The 1.85:1 1080p, 1.78:1 MVC native 3D picture was originally photographed in native 3D for IMAX Giant Screen Theatres, with photography and stereography by Simon de Glanville, using the IMAX 3DC camera system. While this is not the 4K Ultra HD review, it is apparent that will be an excellent example of what the difference in dynamic range will be in the Ultra HD version. Still, color nuances in the ice forms are evident and contrast with humans and objects, such as the brilliant red-colored ice-breaker ship, is quite striking. Down under the permafrost in the nickel ore mine, shadow delineation and black levels are excellent. The strong-hued Inuit village also nicely contrasts with the white ice. Fleshtones are consistently natural. The 3D effect is fantastic, showing a vast landscape, with ice and piercing mountains exhibiting unbelievable depth and perspective. Likewise, the 3D effect applied to the under-sea segments is wonderful. The above-water sequences are magnificently dimensional, with tremendous depth and perspectives of the vastness. The best 3D effect occurs when there are objects in the foreground, from which depth can be easely perceived. Everything is impressively realistic and conveys a sense of being there. Resolution is best during close-ups of people, boats, and villages, and as well clothing and instrumentations used in scientific research. Overall, a convincing sense of realism is achieved with this 3D presentation. (Gary Reber)

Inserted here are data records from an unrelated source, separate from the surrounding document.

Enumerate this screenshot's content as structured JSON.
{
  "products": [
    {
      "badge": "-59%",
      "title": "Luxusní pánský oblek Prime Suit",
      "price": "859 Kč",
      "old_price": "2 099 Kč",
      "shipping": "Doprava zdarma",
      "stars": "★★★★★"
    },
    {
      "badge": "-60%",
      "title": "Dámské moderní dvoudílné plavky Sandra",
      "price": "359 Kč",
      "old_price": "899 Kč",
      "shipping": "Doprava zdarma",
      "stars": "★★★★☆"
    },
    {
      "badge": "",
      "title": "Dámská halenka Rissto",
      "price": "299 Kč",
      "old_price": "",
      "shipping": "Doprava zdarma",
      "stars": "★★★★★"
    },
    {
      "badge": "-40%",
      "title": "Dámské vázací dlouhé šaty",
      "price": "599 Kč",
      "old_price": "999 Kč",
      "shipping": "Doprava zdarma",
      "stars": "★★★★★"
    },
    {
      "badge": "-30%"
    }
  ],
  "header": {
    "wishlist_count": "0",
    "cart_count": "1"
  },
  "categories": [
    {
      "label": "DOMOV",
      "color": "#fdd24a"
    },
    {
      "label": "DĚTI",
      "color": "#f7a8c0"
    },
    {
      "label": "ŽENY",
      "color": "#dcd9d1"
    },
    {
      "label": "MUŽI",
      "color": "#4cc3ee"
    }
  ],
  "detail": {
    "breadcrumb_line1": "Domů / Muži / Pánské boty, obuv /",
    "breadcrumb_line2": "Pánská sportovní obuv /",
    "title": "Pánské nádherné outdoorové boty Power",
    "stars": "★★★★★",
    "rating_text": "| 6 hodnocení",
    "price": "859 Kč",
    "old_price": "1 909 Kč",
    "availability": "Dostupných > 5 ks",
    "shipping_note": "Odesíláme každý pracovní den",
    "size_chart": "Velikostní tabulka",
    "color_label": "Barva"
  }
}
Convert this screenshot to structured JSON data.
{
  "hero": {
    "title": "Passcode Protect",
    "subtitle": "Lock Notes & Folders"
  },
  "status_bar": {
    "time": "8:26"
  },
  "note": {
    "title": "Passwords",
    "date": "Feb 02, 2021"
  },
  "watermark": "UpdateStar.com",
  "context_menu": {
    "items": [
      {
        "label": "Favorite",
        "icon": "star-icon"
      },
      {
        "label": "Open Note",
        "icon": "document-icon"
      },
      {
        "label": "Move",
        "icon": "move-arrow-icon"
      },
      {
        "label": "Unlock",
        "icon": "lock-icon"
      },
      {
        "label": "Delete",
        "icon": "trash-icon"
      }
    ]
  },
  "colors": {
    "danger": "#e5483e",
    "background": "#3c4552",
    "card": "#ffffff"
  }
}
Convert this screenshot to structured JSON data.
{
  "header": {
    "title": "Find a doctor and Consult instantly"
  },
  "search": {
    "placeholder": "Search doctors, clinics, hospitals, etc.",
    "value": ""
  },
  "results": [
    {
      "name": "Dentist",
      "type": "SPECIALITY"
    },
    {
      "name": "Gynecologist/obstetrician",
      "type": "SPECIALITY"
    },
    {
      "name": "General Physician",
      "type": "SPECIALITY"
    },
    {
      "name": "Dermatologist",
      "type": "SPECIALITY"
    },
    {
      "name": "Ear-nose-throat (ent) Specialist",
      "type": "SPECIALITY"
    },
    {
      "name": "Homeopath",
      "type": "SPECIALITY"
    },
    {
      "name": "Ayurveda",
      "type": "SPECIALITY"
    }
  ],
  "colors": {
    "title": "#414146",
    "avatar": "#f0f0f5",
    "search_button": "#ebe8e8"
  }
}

The Dolby Atmos//TrueHD 7.1-channel soundtrack's music score is the primary sound element and occupies awide and deep soundstage that extends aggressively to the four surround channels. A natural-sounding bass fountain is integral to the music. The music is nicely diversified but mostly orchestral. Fidelity is excellent. Atmospherics and sound effects are occasional but effective and at times spatially defined. Otherwise, the narration and brief conversations among the scientists and the Inuits are front focused, with good spatial integration. The narration nicely projects forward. This is a nicely complementary soundtrack to the stunning 3D
visuals. (Gary Reber)